streaming websites was unworkable because users merely posted
mirror versions of the sites under different names and using
forums to communicate locations of pirated content.
The court dismissed the concerns, saying: "The impossibility
of ensuring the complete and perfect execution of the decisions
should not lead courts to ignore the content creators'
intellectual property rights."
The unions who brought the case welcomed the decision and
lauded the role that "judges can play to protect content".
Google, one of four search engines targeted by the lawsuit,
said it was disappointed and would evaluate whether to appeal.
"We will continue to work with content owners to help them
combat piracy across Google's services," said the company.
Google already operates a system where content owners can
send in specific web addresses of pirated content for the search
engine to remove. It got 57 million requests and acted on them
in six hours on average last year.
In the French case, Google argued that blocking entire
websites was not suitable since it could also cut off access to
legal content. It also said blocking entire websites was illegal
and incompatible with free speech.
Orange, France's largest Internet provider, said it would
apply the decision despite concerns on "policing the Internet".
It also said the ruling had positive aspects, namely that
Internet firms can carry out blocking by any technological means
they choose and that judges must be consulted.

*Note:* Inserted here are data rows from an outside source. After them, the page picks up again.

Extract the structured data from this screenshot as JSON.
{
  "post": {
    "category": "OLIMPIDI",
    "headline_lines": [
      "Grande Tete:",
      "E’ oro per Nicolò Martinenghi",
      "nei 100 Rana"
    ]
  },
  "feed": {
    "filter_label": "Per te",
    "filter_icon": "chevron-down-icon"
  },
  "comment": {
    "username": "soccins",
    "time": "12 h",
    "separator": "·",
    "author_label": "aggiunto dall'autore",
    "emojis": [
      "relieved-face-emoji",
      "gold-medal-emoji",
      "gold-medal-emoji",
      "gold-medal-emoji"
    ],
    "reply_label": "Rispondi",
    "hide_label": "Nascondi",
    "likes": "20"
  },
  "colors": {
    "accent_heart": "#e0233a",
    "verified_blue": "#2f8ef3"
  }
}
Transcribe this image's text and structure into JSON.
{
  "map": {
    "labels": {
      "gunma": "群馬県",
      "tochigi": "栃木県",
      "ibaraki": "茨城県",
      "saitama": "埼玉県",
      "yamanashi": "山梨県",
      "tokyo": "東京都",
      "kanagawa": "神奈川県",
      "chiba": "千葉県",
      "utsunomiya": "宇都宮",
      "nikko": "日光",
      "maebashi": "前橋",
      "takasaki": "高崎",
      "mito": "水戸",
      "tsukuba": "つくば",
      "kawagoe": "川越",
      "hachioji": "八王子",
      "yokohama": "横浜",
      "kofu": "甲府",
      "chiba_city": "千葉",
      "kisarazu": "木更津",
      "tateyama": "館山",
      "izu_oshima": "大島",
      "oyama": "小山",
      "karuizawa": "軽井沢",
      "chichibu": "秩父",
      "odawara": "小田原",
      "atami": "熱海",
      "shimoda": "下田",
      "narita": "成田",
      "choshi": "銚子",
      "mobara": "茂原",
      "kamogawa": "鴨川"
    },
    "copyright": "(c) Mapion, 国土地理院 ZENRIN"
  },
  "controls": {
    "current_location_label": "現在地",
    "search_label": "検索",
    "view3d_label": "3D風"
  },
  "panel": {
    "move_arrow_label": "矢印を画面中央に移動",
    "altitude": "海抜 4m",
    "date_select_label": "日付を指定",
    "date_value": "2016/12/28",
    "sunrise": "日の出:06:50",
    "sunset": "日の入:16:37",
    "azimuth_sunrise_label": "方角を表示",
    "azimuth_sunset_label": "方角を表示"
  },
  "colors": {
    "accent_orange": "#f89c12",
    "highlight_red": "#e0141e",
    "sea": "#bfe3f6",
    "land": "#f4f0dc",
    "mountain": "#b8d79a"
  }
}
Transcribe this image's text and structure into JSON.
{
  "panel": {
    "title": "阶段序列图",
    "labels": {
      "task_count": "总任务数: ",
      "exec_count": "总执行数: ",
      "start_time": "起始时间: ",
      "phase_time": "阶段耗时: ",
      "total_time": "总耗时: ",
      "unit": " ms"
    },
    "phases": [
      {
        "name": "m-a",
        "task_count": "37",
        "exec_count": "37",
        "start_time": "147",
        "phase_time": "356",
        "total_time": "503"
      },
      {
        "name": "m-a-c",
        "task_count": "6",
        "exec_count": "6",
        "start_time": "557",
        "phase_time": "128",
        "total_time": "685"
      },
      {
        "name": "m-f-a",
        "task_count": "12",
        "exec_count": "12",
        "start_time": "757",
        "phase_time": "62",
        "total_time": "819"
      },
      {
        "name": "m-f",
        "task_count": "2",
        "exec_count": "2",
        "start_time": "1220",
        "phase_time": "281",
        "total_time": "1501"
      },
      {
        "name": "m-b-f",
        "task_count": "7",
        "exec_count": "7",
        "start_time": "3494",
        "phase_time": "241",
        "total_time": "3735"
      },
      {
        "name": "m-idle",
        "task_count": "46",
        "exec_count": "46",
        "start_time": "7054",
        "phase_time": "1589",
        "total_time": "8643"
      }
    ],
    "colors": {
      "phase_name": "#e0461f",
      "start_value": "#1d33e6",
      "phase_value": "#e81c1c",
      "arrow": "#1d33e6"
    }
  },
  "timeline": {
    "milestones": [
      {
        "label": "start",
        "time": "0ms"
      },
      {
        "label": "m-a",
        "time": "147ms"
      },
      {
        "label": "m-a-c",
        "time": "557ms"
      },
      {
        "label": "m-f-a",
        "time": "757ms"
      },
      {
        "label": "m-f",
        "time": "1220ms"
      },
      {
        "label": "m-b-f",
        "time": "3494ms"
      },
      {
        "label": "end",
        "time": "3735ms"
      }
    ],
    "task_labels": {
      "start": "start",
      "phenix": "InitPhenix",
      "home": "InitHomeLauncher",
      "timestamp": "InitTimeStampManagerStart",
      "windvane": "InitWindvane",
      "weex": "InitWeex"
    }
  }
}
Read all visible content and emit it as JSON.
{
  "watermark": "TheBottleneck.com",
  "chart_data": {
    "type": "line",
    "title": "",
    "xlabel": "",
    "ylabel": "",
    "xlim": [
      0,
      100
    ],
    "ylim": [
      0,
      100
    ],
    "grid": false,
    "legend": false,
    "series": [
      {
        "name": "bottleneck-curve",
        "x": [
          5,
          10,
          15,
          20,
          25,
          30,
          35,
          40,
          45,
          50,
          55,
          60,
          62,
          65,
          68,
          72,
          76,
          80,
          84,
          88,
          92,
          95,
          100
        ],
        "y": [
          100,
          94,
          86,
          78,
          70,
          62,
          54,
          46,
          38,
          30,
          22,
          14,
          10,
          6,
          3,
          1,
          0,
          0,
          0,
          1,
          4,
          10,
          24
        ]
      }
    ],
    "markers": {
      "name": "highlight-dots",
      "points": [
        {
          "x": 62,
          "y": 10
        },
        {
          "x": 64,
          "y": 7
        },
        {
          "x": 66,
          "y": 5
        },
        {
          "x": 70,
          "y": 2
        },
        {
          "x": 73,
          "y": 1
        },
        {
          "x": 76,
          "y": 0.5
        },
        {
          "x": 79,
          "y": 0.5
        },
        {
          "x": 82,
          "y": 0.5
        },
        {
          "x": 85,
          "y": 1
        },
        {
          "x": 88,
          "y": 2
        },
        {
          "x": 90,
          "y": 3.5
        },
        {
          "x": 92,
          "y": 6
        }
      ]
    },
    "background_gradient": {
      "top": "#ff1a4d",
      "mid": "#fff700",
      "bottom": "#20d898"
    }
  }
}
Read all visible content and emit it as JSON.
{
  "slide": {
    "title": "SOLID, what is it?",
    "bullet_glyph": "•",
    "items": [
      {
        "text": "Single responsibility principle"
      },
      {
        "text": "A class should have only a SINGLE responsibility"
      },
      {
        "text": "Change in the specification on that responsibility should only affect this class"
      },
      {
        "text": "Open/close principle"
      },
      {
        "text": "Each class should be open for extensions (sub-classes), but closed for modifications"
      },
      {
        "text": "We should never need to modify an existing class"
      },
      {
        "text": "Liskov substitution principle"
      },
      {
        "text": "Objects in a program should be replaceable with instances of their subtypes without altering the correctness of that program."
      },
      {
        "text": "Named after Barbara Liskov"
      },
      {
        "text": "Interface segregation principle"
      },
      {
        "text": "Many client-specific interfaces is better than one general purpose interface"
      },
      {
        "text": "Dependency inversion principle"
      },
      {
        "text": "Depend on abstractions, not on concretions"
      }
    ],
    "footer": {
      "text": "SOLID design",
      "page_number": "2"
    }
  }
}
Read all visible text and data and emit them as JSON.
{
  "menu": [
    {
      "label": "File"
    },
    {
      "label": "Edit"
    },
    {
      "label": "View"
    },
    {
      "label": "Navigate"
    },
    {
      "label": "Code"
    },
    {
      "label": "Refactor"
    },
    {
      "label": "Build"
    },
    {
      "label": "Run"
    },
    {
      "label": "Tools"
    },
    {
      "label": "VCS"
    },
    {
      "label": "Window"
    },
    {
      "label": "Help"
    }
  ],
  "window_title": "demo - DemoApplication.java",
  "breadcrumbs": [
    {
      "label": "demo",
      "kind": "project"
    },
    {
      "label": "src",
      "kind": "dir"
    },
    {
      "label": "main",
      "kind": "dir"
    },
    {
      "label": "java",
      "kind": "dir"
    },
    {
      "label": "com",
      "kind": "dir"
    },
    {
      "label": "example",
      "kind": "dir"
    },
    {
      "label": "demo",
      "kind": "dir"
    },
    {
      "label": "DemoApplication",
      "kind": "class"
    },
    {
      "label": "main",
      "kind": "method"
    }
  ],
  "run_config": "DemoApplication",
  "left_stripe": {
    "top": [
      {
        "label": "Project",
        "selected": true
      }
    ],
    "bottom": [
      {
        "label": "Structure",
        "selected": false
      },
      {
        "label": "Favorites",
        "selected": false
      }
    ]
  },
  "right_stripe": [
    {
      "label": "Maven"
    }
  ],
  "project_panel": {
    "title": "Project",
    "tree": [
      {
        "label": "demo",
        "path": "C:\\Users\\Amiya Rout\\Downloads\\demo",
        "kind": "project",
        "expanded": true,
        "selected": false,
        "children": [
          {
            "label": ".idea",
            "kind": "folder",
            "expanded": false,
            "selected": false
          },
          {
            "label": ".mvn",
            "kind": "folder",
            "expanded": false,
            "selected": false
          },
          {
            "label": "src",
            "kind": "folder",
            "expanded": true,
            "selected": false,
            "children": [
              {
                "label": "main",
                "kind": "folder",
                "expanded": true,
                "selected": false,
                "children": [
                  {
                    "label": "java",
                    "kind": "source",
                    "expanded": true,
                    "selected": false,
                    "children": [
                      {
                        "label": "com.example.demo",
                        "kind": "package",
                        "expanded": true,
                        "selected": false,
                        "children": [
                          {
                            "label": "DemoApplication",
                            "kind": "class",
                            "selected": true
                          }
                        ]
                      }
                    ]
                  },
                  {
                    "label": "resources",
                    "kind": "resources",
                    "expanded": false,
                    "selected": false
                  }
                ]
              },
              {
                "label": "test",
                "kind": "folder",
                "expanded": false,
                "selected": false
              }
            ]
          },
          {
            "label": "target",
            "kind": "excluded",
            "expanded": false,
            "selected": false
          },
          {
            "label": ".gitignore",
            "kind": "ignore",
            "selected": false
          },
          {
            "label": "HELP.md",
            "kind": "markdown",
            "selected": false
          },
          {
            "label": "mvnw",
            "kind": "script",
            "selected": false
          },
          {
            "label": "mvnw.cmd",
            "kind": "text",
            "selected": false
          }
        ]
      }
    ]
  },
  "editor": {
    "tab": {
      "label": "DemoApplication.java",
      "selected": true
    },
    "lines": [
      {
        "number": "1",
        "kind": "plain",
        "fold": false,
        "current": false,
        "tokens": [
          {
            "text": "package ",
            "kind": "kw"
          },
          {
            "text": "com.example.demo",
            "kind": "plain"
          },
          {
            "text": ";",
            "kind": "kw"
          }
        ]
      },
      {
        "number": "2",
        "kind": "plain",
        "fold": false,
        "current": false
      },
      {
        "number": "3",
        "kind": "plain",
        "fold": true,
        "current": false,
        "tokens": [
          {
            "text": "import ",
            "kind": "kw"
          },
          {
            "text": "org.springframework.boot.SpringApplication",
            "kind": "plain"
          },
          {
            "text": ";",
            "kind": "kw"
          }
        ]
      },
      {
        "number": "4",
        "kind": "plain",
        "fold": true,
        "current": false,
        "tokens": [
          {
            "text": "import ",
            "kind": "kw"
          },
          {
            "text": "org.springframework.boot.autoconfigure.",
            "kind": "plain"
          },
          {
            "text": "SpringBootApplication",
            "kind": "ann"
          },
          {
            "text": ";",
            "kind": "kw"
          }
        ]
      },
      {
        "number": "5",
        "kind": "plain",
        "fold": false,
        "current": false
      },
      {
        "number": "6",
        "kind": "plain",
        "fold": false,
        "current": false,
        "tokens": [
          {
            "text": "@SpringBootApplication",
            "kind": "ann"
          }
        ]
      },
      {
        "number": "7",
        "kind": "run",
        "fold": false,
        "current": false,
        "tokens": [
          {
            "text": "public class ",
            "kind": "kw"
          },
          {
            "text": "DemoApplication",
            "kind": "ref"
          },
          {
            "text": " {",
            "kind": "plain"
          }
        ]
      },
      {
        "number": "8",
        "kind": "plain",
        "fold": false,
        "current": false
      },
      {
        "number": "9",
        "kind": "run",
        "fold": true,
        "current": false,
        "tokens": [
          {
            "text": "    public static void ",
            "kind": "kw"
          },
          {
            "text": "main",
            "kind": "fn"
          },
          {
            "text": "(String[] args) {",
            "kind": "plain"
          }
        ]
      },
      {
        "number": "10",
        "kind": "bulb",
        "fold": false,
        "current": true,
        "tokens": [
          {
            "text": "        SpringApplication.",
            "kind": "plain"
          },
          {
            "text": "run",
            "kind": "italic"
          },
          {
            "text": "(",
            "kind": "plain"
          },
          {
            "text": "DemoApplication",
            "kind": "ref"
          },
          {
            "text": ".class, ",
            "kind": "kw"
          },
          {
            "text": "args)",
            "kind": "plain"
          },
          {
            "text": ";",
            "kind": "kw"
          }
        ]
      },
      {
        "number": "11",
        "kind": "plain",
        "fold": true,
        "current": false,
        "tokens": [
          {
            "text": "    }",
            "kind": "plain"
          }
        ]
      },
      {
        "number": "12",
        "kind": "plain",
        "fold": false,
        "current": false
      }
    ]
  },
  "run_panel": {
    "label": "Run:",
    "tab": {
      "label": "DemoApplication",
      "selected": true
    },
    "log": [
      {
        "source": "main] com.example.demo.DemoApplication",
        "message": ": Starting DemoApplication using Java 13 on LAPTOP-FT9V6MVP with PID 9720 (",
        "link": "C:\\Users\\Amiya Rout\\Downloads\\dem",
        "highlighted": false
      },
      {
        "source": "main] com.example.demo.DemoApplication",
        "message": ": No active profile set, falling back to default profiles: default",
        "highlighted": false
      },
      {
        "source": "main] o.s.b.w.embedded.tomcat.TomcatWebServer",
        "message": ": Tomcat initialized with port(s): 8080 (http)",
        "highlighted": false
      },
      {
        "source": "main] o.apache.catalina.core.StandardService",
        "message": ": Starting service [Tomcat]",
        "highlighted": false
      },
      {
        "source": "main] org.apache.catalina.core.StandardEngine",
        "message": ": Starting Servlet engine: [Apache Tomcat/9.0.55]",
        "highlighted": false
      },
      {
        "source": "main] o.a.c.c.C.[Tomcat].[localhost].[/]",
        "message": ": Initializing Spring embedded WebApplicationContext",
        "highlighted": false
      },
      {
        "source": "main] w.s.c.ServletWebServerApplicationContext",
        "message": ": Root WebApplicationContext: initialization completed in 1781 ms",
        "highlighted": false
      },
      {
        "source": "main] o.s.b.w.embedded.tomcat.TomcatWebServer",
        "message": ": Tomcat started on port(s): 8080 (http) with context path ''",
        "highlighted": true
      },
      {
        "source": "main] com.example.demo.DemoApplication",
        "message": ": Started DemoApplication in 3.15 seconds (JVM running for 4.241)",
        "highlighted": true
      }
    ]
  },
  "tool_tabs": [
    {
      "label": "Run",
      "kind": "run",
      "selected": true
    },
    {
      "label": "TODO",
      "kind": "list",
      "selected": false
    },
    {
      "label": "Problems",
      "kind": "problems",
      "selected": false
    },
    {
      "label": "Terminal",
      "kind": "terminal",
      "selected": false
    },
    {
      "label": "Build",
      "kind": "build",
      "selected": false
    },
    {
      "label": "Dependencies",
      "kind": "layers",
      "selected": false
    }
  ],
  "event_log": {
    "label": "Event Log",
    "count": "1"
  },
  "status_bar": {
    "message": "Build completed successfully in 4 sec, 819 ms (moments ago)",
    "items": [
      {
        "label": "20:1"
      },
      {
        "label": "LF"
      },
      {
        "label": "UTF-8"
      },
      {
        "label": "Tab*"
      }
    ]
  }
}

"We remain convinced, however, that the only real effective
solution against piracy is the development of attractive legal
services for consumers," said Orange.